- A couple who met at Occupy Philadelphia tie the knot
What started as the Occupy Wall Street movement in New York in September has spread across major cities worldwide as a call to action against unequal distribution of wealth.
Here is a roundup of some of the movement's recent developments.
Up to 20 protesters in Atlanta moved to the suburbs Monday, taking up position in a home with a family of five facing foreclosure. Members of Occupy Atlanta will stay in Snellville for 48 hours, according to a group spokesman.
Protesters plan to canvass the neighborhood with the family to drum up support to help occupy other homes facing foreclosure, said Tim Franzen.
White hair and wheelchairs dotted the crowd in Chicago Monday, as senior citizens and disabled demonstrators joined the Occupy movement to protest cuts in safety net programs.
"At every level of society, Americans are under attack," said protester Karen Bocker. "When the economy tanks, social programs are cut, not corporate tax breaks."
Some 1,500 members of the Jane Addams Senior Caucus hit the streets with Occupy Chicago, according to a statement from the group. More than 40 protesters linked arms in a downtown intersection, blocking traffic -- some of them sitting on the pavement -- to protest threats to Social Security, Medicare and Medicaid.
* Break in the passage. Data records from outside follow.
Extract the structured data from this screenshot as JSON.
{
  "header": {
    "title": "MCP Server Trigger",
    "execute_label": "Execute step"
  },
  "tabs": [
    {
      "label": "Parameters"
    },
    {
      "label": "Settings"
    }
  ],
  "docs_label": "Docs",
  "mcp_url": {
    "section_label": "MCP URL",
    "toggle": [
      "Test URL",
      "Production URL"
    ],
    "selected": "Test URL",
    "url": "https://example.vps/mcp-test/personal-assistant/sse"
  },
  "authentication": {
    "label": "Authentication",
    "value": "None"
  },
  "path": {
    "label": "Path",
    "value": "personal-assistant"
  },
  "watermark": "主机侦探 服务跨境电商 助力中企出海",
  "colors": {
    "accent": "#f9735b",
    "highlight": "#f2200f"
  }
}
Police issued citations to 43 people, who will be required to pay a fine, said Chicago police spokesman Veejay Zala. The demonstrations were peaceful, and there were no reports of injuries, he said.
Police arrested at least 22 people during the weekend in Fresno, California, in connection to the Occupy Fresno protests, according to demonstrators and the city's sheriff. An additional protester was taken into custody Monday, according to the Occupy Fresno website.
Demonstrators agreed to "voluntary arrest" as a form of protest, said Sheriff Margaret Mims, and did not resist. "They staged a good, old-fashioned sit-in," she said.
Protesters arrested Sunday were released the same day, according to a post on Occupy Fresno's website.
A couple that met a month ago, working the information booth at Occupy Philadelphia, married Monday.
Alicia "Ally" Nauss of Philadelphia and Adam Hill of Norristown, Pennsylvania, took their vows at the group's encampment at Dilworth Plaza next to City Hall, CNN affiliate WPVI reported.
"We work really well together. When you meet somebody like that ... it felt completely natural," Nauss said.
The couple said they'll spend their honeymoon visiting other Occupy movements along the East Coast.
Protesters face a possible showdown with the city over the site of their demonstration. The plaza has been scheduled for a $50 million renovation, scheduled to begin this month. There have been negotiations between the city and the demonstrators over alternative sites.
Beset by rain and cold, Occupy protesters in Tucson, Arizona, solicited material donations online Monday to help winterize their camp, while lawyers representing the group announced a lawsuit intended to stop arrests.
Occupy campers asked the public for waterproof tarps, warm and dry outerwear, sleeping bags, blankets and better tents in an entry on their blog. They included a request for delivery to their location.
Also Monday, volunteer attorneys calling themselves the Occupy Tucson Legal Working Group said that they have filed a civil rights suit in federal court, "and will ask for a temporary restraining order to stop arrests at Veinte De Agosto Park," where protesters are camped out.
The lawyers said they represent 96 local Occupy protesters, who have more than 400 misdemeanor charges against them.